8. Carlsson, Beatrice, et al. “The G428A nonsense mutation in FUT2 provides strong but not absolute protection against symptomatic GII. 4 Norovirus infection.” PloS one 4.5 (2009): e5593. http://journals.plos.org/plosone…

9. Tan, Ming, et al. “Outbreak studies of a GII‐3 and a GII‐4 norovirus revealed an association between HBGA phenotypes and viral infection.” Journal of medical virology 80.7 (2008): 1296-1301.

10. Van Trang, Nguyen, et al. “Association between norovirus and rotavirus infection and histo-blood group antigen types in Vietnamese children.” Journal of clinical microbiology 52.5 (2014): 1366-1374. Association between Norovirus and Rotavirus Infection and Histo-Blood Group Antigen Types in Vietnamese Children

11. Currier, Rebecca L., et al. “Innate susceptibility to norovirus infections influenced by FUT2 genotype in a United States pediatric population.” Clinical Infectious Diseases 60.11 (2015): 1631-1638. Innate Susceptibility to Norovirus Infections Influenced by FUT2 Genotype in a United States Pediatric Population

12. Hutson, Anne M., et al. “Norwalk virus infection associates with secretor status genotyped from sera.” Journal of medical virology 77.1 (2005): 116-120.

13. Tan, Ming, and Xi Jiang. “Norovirus–host interaction: multi-selections by human histo-blood group antigens.” Trends in microbiology 19.8 (2011): 382-388. http://www.ncbi.nlm.nih.gov/pmc/…

14. Carmona-Vicente, Noelia, et al. “Characterisation of a household norovirus outbreak occurred in Valencia (Spain).” BMC infectious diseases 16.1 (2016): 1. https://www.researchgate.net/pro…
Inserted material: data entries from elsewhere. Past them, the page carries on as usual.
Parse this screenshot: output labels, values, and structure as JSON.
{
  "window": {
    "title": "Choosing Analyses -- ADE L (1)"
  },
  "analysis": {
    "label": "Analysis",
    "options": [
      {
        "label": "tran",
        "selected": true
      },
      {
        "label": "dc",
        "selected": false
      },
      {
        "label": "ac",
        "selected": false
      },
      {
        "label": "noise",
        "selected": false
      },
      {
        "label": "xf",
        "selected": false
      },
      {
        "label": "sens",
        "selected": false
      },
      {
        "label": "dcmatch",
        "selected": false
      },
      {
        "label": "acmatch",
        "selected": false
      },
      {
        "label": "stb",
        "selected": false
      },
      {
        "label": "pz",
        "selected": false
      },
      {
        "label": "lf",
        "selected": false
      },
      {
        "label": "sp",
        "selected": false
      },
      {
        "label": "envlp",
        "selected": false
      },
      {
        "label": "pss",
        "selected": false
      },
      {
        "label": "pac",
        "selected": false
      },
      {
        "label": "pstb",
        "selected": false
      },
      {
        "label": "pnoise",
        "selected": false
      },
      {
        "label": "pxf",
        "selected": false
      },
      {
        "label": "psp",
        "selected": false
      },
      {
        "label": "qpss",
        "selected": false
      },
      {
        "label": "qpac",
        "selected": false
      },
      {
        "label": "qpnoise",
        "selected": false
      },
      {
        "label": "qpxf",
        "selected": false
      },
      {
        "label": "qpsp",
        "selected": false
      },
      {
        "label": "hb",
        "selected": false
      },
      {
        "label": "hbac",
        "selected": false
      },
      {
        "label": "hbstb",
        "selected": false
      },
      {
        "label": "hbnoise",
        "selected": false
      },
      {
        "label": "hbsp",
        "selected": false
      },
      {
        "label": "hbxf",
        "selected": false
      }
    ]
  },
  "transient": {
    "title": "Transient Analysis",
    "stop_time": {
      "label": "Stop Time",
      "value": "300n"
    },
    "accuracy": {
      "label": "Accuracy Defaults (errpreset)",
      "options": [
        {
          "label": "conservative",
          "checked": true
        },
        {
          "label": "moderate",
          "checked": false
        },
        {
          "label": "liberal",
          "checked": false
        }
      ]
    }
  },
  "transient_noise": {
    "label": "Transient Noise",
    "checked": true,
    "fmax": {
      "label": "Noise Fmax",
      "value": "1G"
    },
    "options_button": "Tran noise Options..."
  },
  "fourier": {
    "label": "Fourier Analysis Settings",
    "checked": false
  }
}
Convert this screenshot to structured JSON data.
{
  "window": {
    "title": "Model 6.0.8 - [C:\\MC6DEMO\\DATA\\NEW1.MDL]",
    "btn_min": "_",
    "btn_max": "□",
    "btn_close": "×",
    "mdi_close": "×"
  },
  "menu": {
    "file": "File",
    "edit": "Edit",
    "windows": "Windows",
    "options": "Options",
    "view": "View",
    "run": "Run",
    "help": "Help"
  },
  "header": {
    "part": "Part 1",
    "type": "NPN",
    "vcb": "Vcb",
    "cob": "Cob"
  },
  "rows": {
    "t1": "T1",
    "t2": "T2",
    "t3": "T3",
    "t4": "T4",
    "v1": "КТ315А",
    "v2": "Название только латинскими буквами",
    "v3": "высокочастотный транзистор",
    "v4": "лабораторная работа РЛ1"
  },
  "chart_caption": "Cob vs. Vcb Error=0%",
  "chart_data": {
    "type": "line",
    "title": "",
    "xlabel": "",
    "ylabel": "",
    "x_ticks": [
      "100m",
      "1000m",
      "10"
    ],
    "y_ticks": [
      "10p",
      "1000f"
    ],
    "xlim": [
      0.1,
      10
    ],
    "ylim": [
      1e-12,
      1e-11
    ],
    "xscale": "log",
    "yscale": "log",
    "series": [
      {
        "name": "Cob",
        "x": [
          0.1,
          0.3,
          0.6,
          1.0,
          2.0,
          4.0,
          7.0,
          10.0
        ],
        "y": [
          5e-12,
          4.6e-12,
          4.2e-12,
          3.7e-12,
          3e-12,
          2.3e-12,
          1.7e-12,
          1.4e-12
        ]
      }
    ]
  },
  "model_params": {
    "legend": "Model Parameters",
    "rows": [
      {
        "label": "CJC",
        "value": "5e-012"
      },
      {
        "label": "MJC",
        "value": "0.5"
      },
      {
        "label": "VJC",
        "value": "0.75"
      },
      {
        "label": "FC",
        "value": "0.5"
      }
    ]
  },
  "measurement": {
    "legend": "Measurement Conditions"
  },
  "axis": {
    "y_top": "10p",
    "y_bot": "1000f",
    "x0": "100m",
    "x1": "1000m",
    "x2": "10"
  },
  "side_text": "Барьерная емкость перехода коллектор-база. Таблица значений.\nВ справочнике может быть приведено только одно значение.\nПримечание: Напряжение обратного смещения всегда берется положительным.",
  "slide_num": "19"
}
15. Han, Ling, et al. “Gangliosides are ligands for human noroviruses.” Journal of the American Chemical Society 136.36 (2014): 12631-12637. http://pubs.acs.org/doi/pdfplus/…

16. Chemical and Engineering News, Stu Borman, Sep 8, 2014. New Ligand For Human Norovirus Could Inspire Treatments For Stomach Flu. New Ligand For Human Norovirus Could Inspire Treatments For Stomach Flu

17. Jones, Melissa K., et al. “Enteric bacteria promote human and mouse norovirus infection of B cells.” Science 346.6210 (2014): 755-759. https://www.researchgate.net/pro…

18. Karst, Stephanie M. “The influence of commensal bacteria on infection with enteric viruses.” Nature Reviews Microbiology 14.4 (2016): 197-204.